Don’t you know me, Philip, even after I have been among you such a long time?
Separating this from any religious interpretation, consider it as a very human reaction. It is a feeling we have all experienced. Deep inside, we all want to be understood. We want those we love to know who we really are. In our actions, our words, our moments of self-revelation we offer our trust that we will be understood and accepted. Then in an encounter or a question our expectations crumble. Inside there is the painful echo:” I have been with you such a long time and you still don’t know me.” We often forget that Jesus was human like us. He had feelings and he had many occasions to be hurt and disappointed. The thing that is helpful to us is to reflect on how he handled it.
“Lord, I believe; help my unbelief!”

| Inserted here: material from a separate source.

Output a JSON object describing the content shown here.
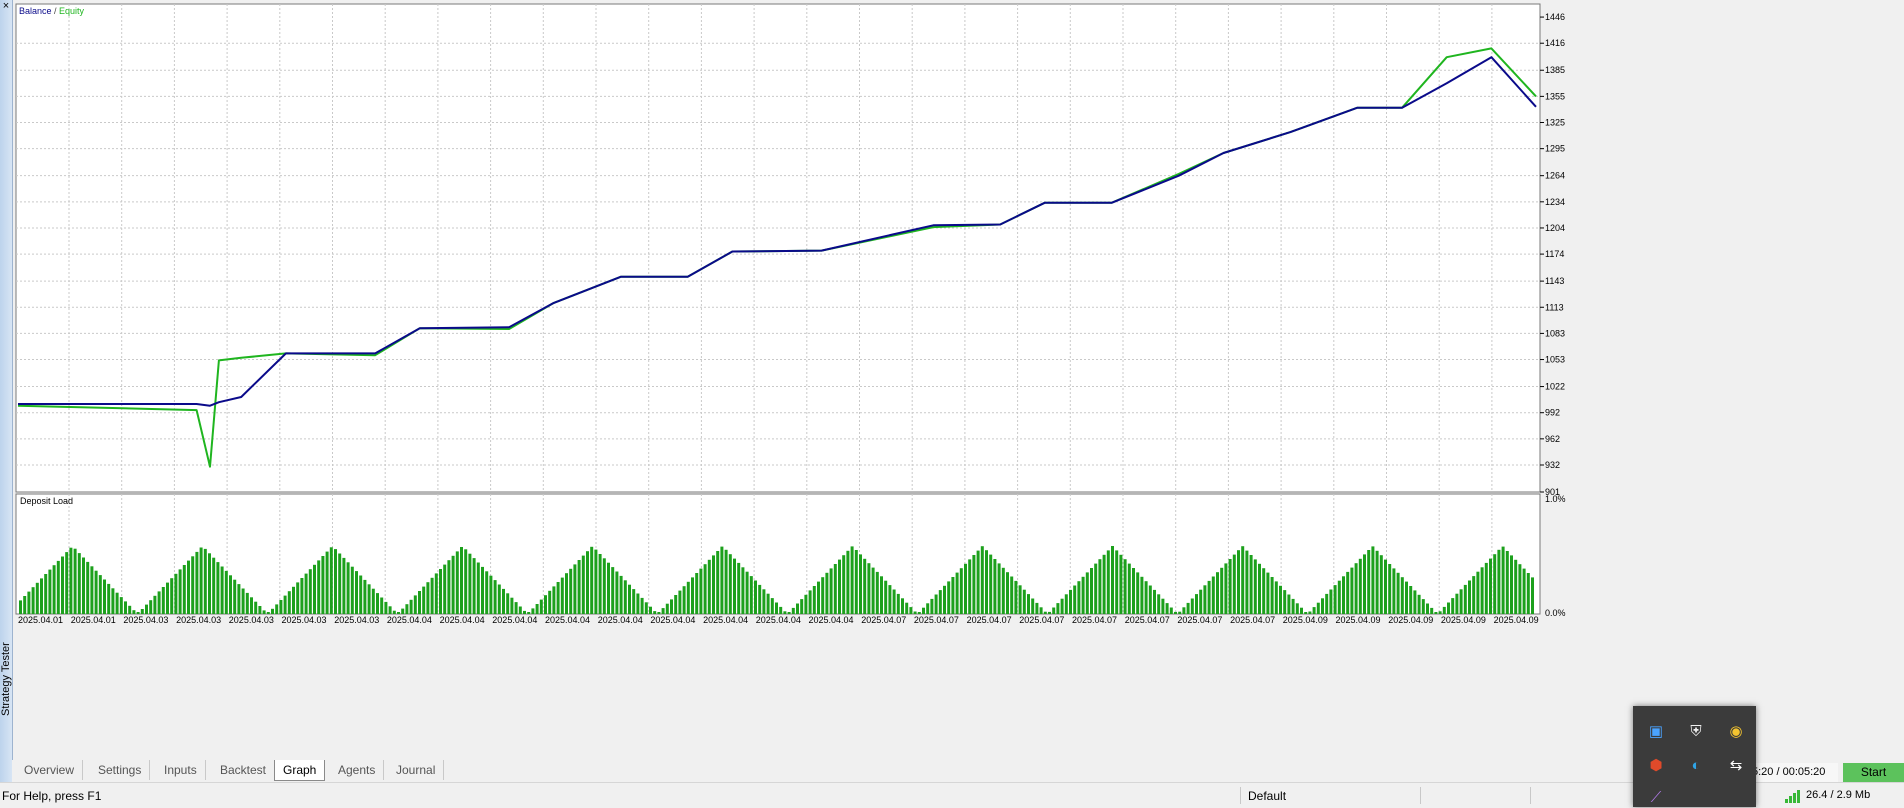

Have you had this experience? Separate what is significant from what is human weakness or lack of perception.
Jesus said to him, “Have I been with you for so long a time
and you still do not know me, Philip?

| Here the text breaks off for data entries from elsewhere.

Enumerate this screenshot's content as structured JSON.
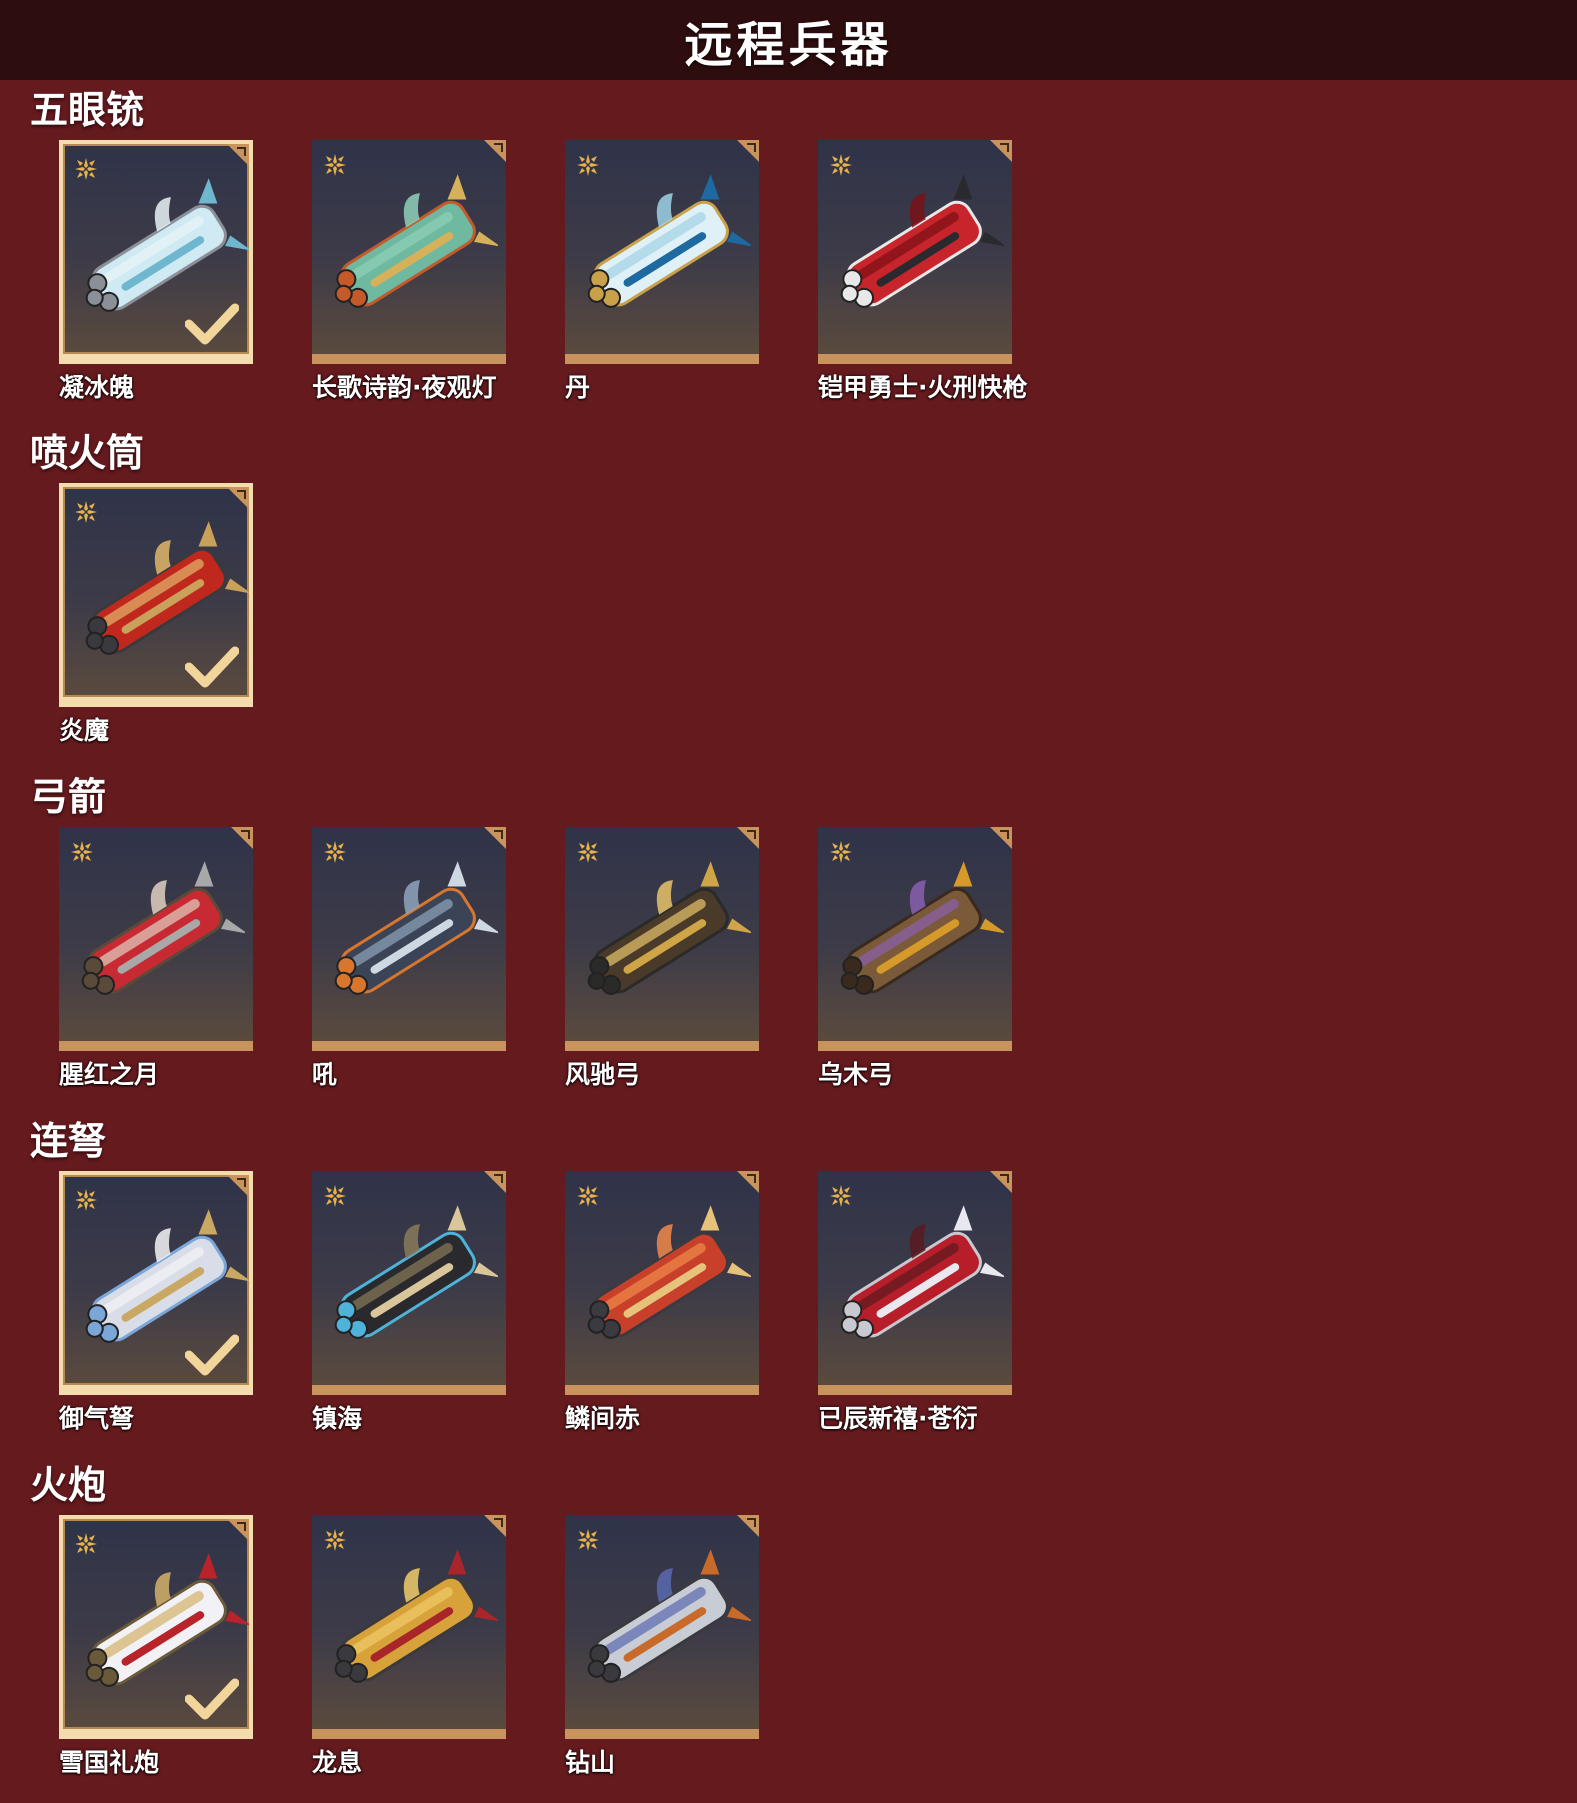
{
  "page": {
    "title": "远程兵器"
  },
  "colors": {
    "background": "#651a1e",
    "title_bar": "#2e0d0f",
    "card_frame": "#c8935d",
    "selected_frame": "#f3ddae"
  },
  "sections": [
    {
      "title": "五眼铳",
      "items": [
        {
          "name": "凝冰魄",
          "selected": true,
          "icon": "ice-gun-icon"
        },
        {
          "name": "长歌诗韵·夜观灯",
          "selected": false,
          "icon": "lantern-gun-icon"
        },
        {
          "name": "丹",
          "selected": false,
          "icon": "crane-gun-icon"
        },
        {
          "name": "铠甲勇士·火刑快枪",
          "selected": false,
          "icon": "red-armor-gun-icon"
        }
      ]
    },
    {
      "title": "喷火筒",
      "items": [
        {
          "name": "炎魔",
          "selected": true,
          "icon": "flame-tube-icon"
        }
      ]
    },
    {
      "title": "弓箭",
      "items": [
        {
          "name": "腥红之月",
          "selected": false,
          "icon": "crimson-bow-icon"
        },
        {
          "name": "吼",
          "selected": false,
          "icon": "roar-bow-icon"
        },
        {
          "name": "风驰弓",
          "selected": false,
          "icon": "wind-bow-icon"
        },
        {
          "name": "乌木弓",
          "selected": false,
          "icon": "ebony-bow-icon"
        }
      ]
    },
    {
      "title": "连弩",
      "items": [
        {
          "name": "御气弩",
          "selected": true,
          "icon": "silver-crossbow-icon"
        },
        {
          "name": "镇海",
          "selected": false,
          "icon": "sea-crossbow-icon"
        },
        {
          "name": "鳞间赤",
          "selected": false,
          "icon": "koi-crossbow-icon"
        },
        {
          "name": "已辰新禧·苍衍",
          "selected": false,
          "icon": "dragon-crossbow-icon"
        }
      ]
    },
    {
      "title": "火炮",
      "items": [
        {
          "name": "雪国礼炮",
          "selected": true,
          "icon": "snow-cannon-icon"
        },
        {
          "name": "龙息",
          "selected": false,
          "icon": "dragon-cannon-icon"
        },
        {
          "name": "钻山",
          "selected": false,
          "icon": "drill-cannon-icon"
        }
      ]
    }
  ]
}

Whoever has seen me has seen the Father.
How can you say, ‘Show us the Father’?
Do you not believe that I am in the Father and the Father is in me?
The words that I speak to you I do not speak on my own.
John 14: 1-12
One of the most beautiful qualities of true friendship is to understand and to be understood.
Lucius Annaeus Seneca
In human intercourse the tragedy begins, not when there is misunderstanding about words, but when silence is not understood.
Henry David Thoreau
Everyone at some point in their lives feels excluded and misunderstood.
People understand me so poorly that they don’t even understand my complaint about them not understanding me.
Any fool can know. The point is to understand.
Everything that irritates us about others can lead us to an understanding of ourselves.